▸ **WHAT YOU HAVE TO DO**:
Your task is to copy every line below that contains the word "good".

INPUT RECORDS START

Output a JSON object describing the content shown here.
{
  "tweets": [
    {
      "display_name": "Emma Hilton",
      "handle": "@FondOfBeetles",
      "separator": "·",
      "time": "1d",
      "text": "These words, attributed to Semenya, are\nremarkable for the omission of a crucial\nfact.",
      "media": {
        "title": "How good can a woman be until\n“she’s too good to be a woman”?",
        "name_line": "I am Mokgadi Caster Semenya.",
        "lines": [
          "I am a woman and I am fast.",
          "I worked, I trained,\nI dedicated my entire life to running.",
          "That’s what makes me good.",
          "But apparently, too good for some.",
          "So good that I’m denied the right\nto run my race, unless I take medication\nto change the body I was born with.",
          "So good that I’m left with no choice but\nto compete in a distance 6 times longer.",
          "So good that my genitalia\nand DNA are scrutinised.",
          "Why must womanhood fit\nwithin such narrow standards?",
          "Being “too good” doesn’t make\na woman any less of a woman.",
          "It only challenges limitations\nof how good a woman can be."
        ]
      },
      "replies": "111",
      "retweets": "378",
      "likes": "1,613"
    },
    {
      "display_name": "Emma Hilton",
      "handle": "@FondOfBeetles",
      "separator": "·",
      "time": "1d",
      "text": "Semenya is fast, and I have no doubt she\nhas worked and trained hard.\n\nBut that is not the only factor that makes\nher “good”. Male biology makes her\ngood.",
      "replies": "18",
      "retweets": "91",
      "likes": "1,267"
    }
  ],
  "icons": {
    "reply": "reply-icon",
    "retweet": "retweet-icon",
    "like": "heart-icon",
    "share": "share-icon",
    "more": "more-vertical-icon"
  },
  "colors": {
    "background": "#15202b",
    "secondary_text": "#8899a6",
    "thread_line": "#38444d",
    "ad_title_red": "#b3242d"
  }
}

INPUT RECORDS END

▸ **PROBLEM SOLUTION**:
        "title": "How good can a woman be until\n“she’s too good to be a woman”?",
          "That’s what makes me good.",
          "But apparently, too good for some.",
          "So good that I’m denied the right\nto run my race, unless I take medication\nto change the body I was born with.",
          "So good that I’m left with no choice but\nto compete in a distance 6 times longer.",
          "So good that my genitalia\nand DNA are scrutinised.",
          "Being “too good” doesn’t make\na woman any less of a woman.",
          "It only challenges limitations\nof how good a woman can be."
      "text": "Semenya is fast, and I have no doubt she\nhas worked and trained hard.\n\nBut that is not the only factor that makes\nher “good”. Male biology makes her\ngood.",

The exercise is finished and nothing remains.